Reactions to the revelations are both positive and negative.  On the positive side, Richmond Fed President Jeffrey Lacker said “We owe an accounting to the American people of who we have lent money to.  It is a good step toward broader transparency.”  Sarah Binder, a senior fellow with the Brookings Institution, disagrees, noting that “These disclosures come at a politically opportune time for the Fed.  Just when Chairman Bernanke is trying to defend the Fed from Republican critics of its asset purchases, the Fed’s wounds from the financial crisis are reopened.”

Senator Bernard Sanders (I-VT) said “We see this (list) not as the end of a process but really a significant step forward in opening the veil of secrecy that exists in one of the most powerful agencies in government.  Given the size of these commitments, it is incomprehensible that the American people have not received specific details about them.”

Real Estate Bonds More Attractive to Investors

Wednesday, September 1st, 2010

The two-year swap spread narrowed 1.43 basis point to 15.88 basis points, the lowest level since April 20.  Goldman Sachs and Citigroup are in the process of trying to sell their fourth CMBS package in 2010 with $788 million of debt from 48 properties as investor interest in these vehicles rekindles.  Although the Federal Reserve noted that commercial real estate is still slowing economic growth, bond investors believe that growth is strong enough for borrowers to meet debt payments.  According to Dan Castro, chief of structured finance analytics and strategy at BTIG LLC, “CMBS is an avenue that’s going to provide better returns.  There’s a lot of guys clamoring for these returns.”

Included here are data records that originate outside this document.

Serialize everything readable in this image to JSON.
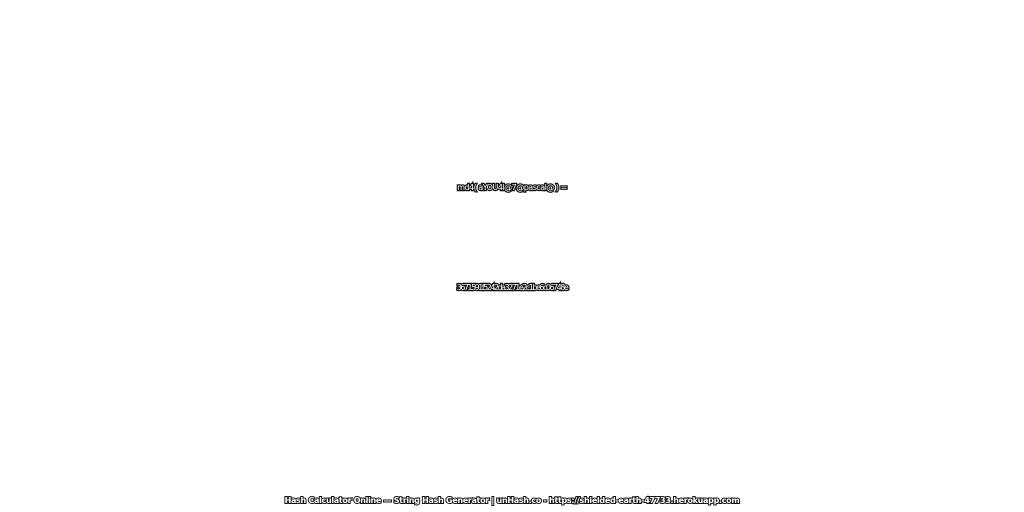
{
  "expression": "md4( aYOU4l@7@pascal@ ) =",
  "hash": "3671591f5242da3271e2c1be6c06748e",
  "footer": "Hash Calculator Online — String Hash Generator | unHash.co - https://shielded-earth-47733.herokuapp.com",
  "colors": {
    "background": "#ffffff",
    "text_fill": "#ffffff",
    "text_outline": "#111111"
  }
}
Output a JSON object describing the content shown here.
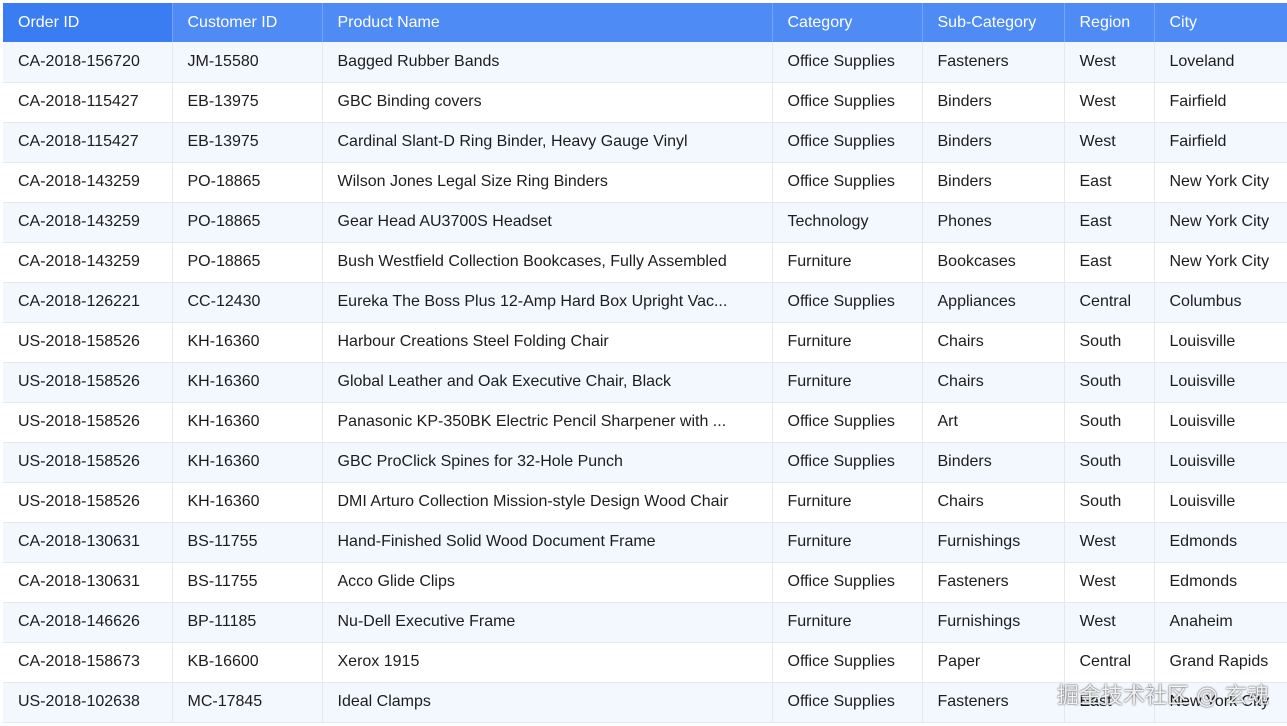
{
  "colors": {
    "header_bg": "#4f8bf5",
    "header_first_bg": "#3a7cf2",
    "header_text": "#ffffff",
    "row_alt_bg": "#f3f7fe",
    "row_bg": "#ffffff"
  },
  "table": {
    "columns": [
      "Order ID",
      "Customer ID",
      "Product Name",
      "Category",
      "Sub-Category",
      "Region",
      "City"
    ],
    "rows": [
      [
        "CA-2018-156720",
        "JM-15580",
        "Bagged Rubber Bands",
        "Office Supplies",
        "Fasteners",
        "West",
        "Loveland"
      ],
      [
        "CA-2018-115427",
        "EB-13975",
        "GBC Binding covers",
        "Office Supplies",
        "Binders",
        "West",
        "Fairfield"
      ],
      [
        "CA-2018-115427",
        "EB-13975",
        "Cardinal Slant-D Ring Binder, Heavy Gauge Vinyl",
        "Office Supplies",
        "Binders",
        "West",
        "Fairfield"
      ],
      [
        "CA-2018-143259",
        "PO-18865",
        "Wilson Jones Legal Size Ring Binders",
        "Office Supplies",
        "Binders",
        "East",
        "New York City"
      ],
      [
        "CA-2018-143259",
        "PO-18865",
        "Gear Head AU3700S Headset",
        "Technology",
        "Phones",
        "East",
        "New York City"
      ],
      [
        "CA-2018-143259",
        "PO-18865",
        "Bush Westfield Collection Bookcases, Fully Assembled",
        "Furniture",
        "Bookcases",
        "East",
        "New York City"
      ],
      [
        "CA-2018-126221",
        "CC-12430",
        "Eureka The Boss Plus 12-Amp Hard Box Upright Vac...",
        "Office Supplies",
        "Appliances",
        "Central",
        "Columbus"
      ],
      [
        "US-2018-158526",
        "KH-16360",
        "Harbour Creations Steel Folding Chair",
        "Furniture",
        "Chairs",
        "South",
        "Louisville"
      ],
      [
        "US-2018-158526",
        "KH-16360",
        "Global Leather and Oak Executive Chair, Black",
        "Furniture",
        "Chairs",
        "South",
        "Louisville"
      ],
      [
        "US-2018-158526",
        "KH-16360",
        "Panasonic KP-350BK Electric Pencil Sharpener with ...",
        "Office Supplies",
        "Art",
        "South",
        "Louisville"
      ],
      [
        "US-2018-158526",
        "KH-16360",
        "GBC ProClick Spines for 32-Hole Punch",
        "Office Supplies",
        "Binders",
        "South",
        "Louisville"
      ],
      [
        "US-2018-158526",
        "KH-16360",
        "DMI Arturo Collection Mission-style Design Wood Chair",
        "Furniture",
        "Chairs",
        "South",
        "Louisville"
      ],
      [
        "CA-2018-130631",
        "BS-11755",
        "Hand-Finished Solid Wood Document Frame",
        "Furniture",
        "Furnishings",
        "West",
        "Edmonds"
      ],
      [
        "CA-2018-130631",
        "BS-11755",
        "Acco Glide Clips",
        "Office Supplies",
        "Fasteners",
        "West",
        "Edmonds"
      ],
      [
        "CA-2018-146626",
        "BP-11185",
        "Nu-Dell Executive Frame",
        "Furniture",
        "Furnishings",
        "West",
        "Anaheim"
      ],
      [
        "CA-2018-158673",
        "KB-16600",
        "Xerox 1915",
        "Office Supplies",
        "Paper",
        "Central",
        "Grand Rapids"
      ],
      [
        "US-2018-102638",
        "MC-17845",
        "Ideal Clamps",
        "Office Supplies",
        "Fasteners",
        "East",
        "New York City"
      ]
    ]
  },
  "watermark": "掘金技术社区 @ 玄魂"
}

Consider that corporate bond yields are only 177 basis points over Treasury, while CMBS yields are 100 bps higher.  According to Business Week, “The difference between the rate to exchange floating for fixed-interest payments and Treasury yields for two years, known as the swap spread, is a measure of investor perception of credit risk.  It serves as a benchmark for investors in many types of debt, including mortgage-backed and auto-loan securities.  The two-year swap spread narrowed 1.43 basis point to 15.88 basis points, the lowest level since April 20,” indicating increased confidence.  So while CMBS still has a ways to go to get back to previous levels, the market is in recovery which is great news for the rest of the industry which relies on CMBS for refinancing.

Volcker Rule Is Giving Big Banks Headaches

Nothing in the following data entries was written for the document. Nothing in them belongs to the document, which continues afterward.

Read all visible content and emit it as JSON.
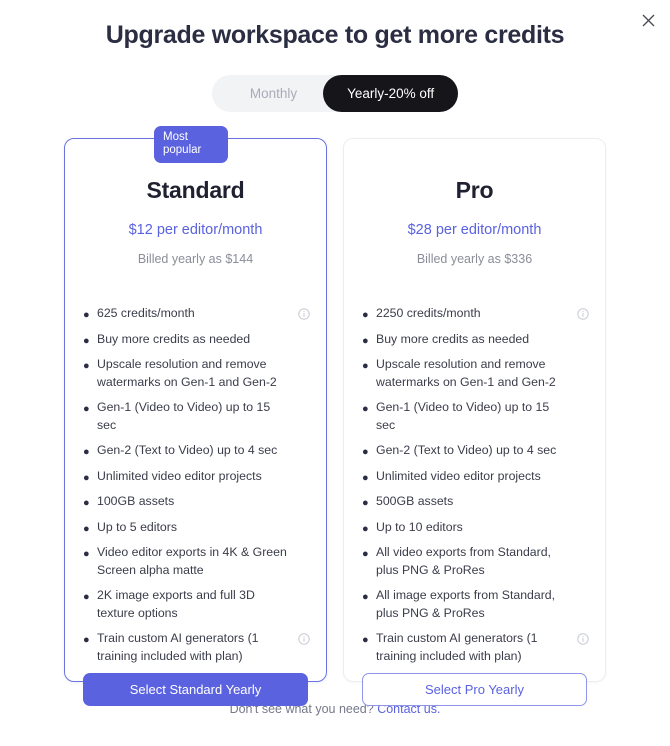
{
  "modal": {
    "title": "Upgrade workspace to get more credits",
    "close_icon": "close-icon"
  },
  "billing_toggle": {
    "monthly_label": "Monthly",
    "yearly_label": "Yearly-20% off",
    "selected": "Yearly-20% off"
  },
  "colors": {
    "accent": "#5a62e0",
    "badge": "#5a62e0",
    "toggle_active_bg": "#16161a",
    "toggle_bg": "#f2f3f5",
    "title": "#2b2d42",
    "muted": "#8b8e99"
  },
  "plans": [
    {
      "badge": "Most popular",
      "name": "Standard",
      "price": "$12 per editor/month",
      "billed": "Billed yearly as $144",
      "features": [
        {
          "text": "625 credits/month",
          "info": true
        },
        {
          "text": "Buy more credits as needed",
          "info": false
        },
        {
          "text": "Upscale resolution and remove watermarks on Gen-1 and Gen-2",
          "info": false
        },
        {
          "text": "Gen-1 (Video to Video) up to 15 sec",
          "info": false
        },
        {
          "text": "Gen-2 (Text to Video) up to 4 sec",
          "info": false
        },
        {
          "text": "Unlimited video editor projects",
          "info": false
        },
        {
          "text": "100GB assets",
          "info": false
        },
        {
          "text": "Up to 5 editors",
          "info": false
        },
        {
          "text": "Video editor exports in 4K & Green Screen alpha matte",
          "info": false
        },
        {
          "text": "2K image exports and full 3D texture options",
          "info": false
        },
        {
          "text": "Train custom AI generators (1 training included with plan)",
          "info": true
        }
      ],
      "cta": "Select Standard Yearly",
      "cta_style": "filled"
    },
    {
      "badge": "",
      "name": "Pro",
      "price": "$28 per editor/month",
      "billed": "Billed yearly as $336",
      "features": [
        {
          "text": "2250 credits/month",
          "info": true
        },
        {
          "text": "Buy more credits as needed",
          "info": false
        },
        {
          "text": "Upscale resolution and remove watermarks on Gen-1 and Gen-2",
          "info": false
        },
        {
          "text": "Gen-1 (Video to Video) up to 15 sec",
          "info": false
        },
        {
          "text": "Gen-2 (Text to Video) up to 4 sec",
          "info": false
        },
        {
          "text": "Unlimited video editor projects",
          "info": false
        },
        {
          "text": "500GB assets",
          "info": false
        },
        {
          "text": "Up to 10 editors",
          "info": false
        },
        {
          "text": "All video exports from Standard, plus PNG & ProRes",
          "info": false
        },
        {
          "text": "All image exports from Standard, plus PNG & ProRes",
          "info": false
        },
        {
          "text": "Train custom AI generators (1 training included with plan)",
          "info": true
        }
      ],
      "cta": "Select Pro Yearly",
      "cta_style": "outline"
    }
  ],
  "footer": {
    "text": "Don't see what you need?",
    "link": "Contact us."
  }
}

Wednesday, August 25th, 2010

Volcker Rule implementation is scaring the big banks.  Curiosity is growing about which Wall Street banks will be the first to get out of proprietary trading or the private equity business as they restructure to come into compliance with new financial regulatory reform legislation. The Volcker Rule – named for former Federal Reserve chairman Paul Volcker – limits banks from these practices and sets new levels on the size of private equity or hedge fund investments.  In other words, the banks are not allowed to hold more than three percent of their Tier 1 capital – a measure of their financial strength — in private equity or hedge fund investments.

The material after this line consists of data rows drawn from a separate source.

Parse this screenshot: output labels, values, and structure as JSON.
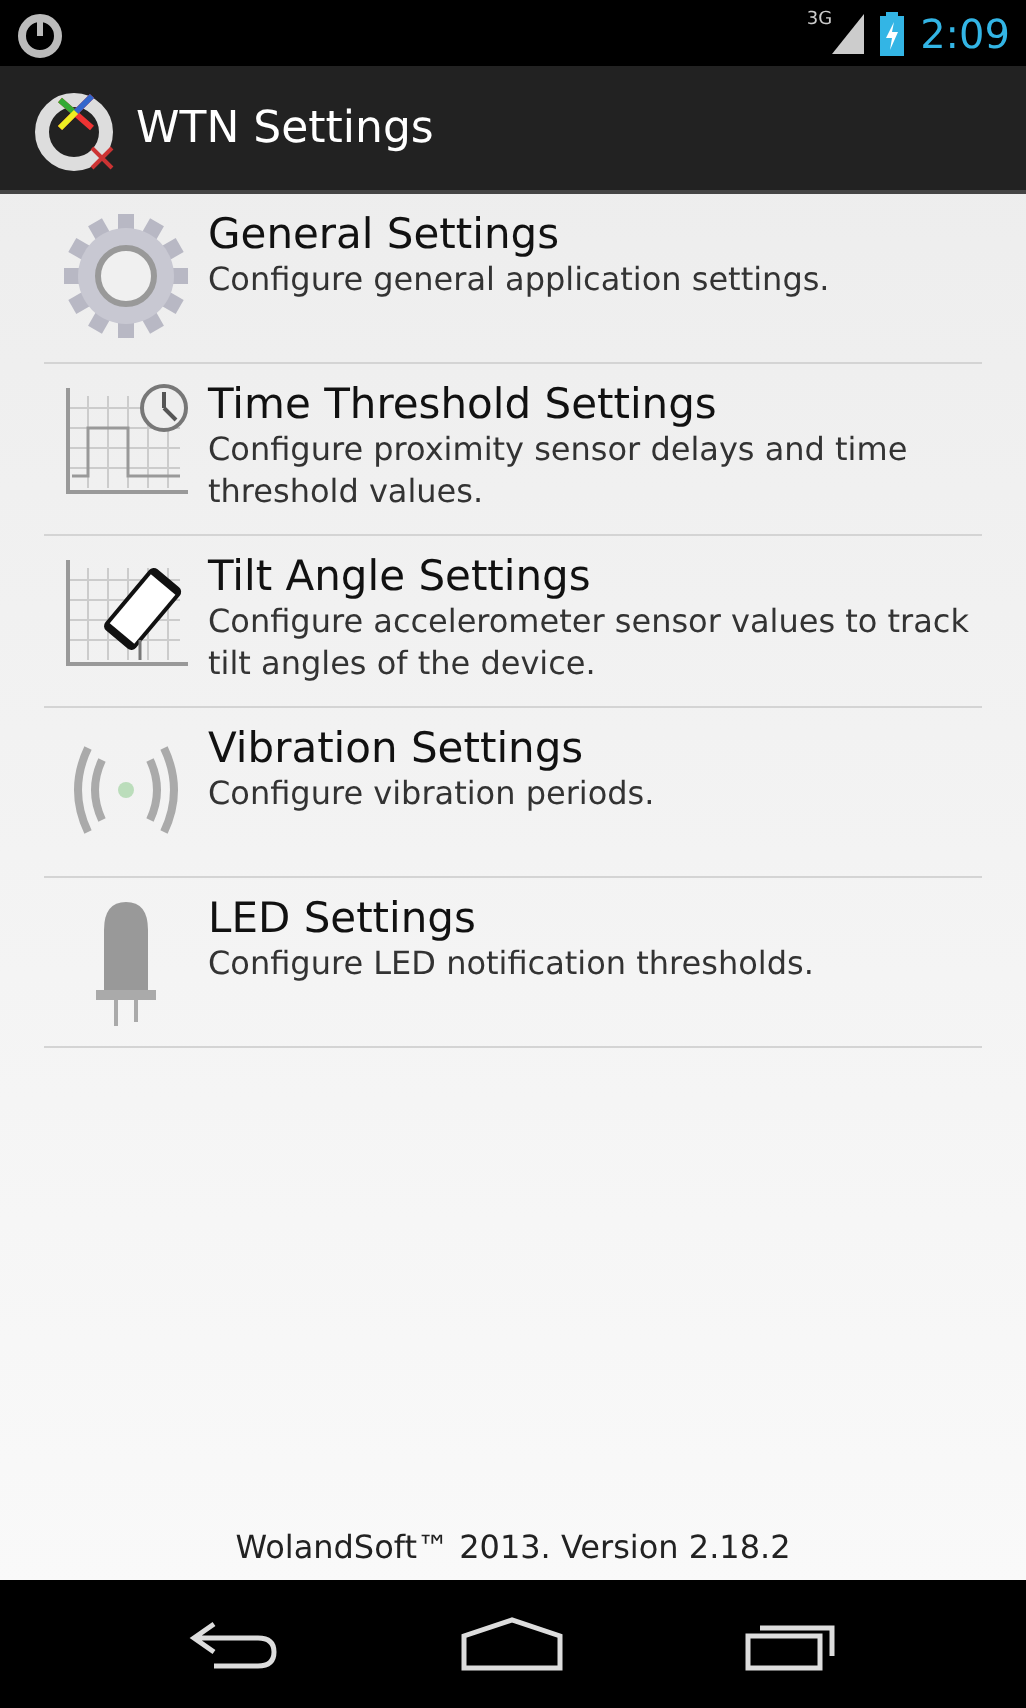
{
  "status_bar": {
    "network": "3G",
    "time": "2:09"
  },
  "action_bar": {
    "title": "WTN Settings"
  },
  "settings": [
    {
      "kind": "gear",
      "title": "General Settings",
      "summary": "Configure general application settings."
    },
    {
      "kind": "timer",
      "title": "Time Threshold Settings",
      "summary": "Configure proximity sensor delays and time threshold values."
    },
    {
      "kind": "tilt",
      "title": "Tilt Angle Settings",
      "summary": "Configure accelerometer sensor values to track tilt angles of the device."
    },
    {
      "kind": "vibration",
      "title": "Vibration Settings",
      "summary": "Configure vibration periods."
    },
    {
      "kind": "led",
      "title": "LED Settings",
      "summary": "Configure LED notification thresholds."
    }
  ],
  "footer": "WolandSoft™ 2013. Version 2.18.2"
}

Bank of America is almost in compliance, though Goldman Sachs must act more aggressively and is reported to be weighing several options to comply with the increased regulation.  The good news for the Wall Street banks is that they have several years in which they can reduce their holdings.  “They have time to adjust,” said Mark Nuccio, partner at Boston-based Ropes & Gray.  “I don’t think there’s any intention on behalf of the regulators to create economic dislocation at financial institutions.”

The new rules are driving certain banks to rethink their business, while others see the new law as a welcome excuse to distance themselves from unwanted hedge or private-equity funds.  “If you were leaning toward a strategic change anyway then now is a good time to re-evaluate the business because you have a regulator saying you shouldn’t be in this business anyway,” said Thomas Whelan, chief executive of Greenwich Alternative Investments.  This is particularly true for banks that quickly acquired hedge fund operations during the boom years.  At that time, having a hedge fund was essential to the strategic mix.  Since 2008, however, when hedge funds posted their worst-ever returns and clients tried to cash in assets, the math changed for many banks.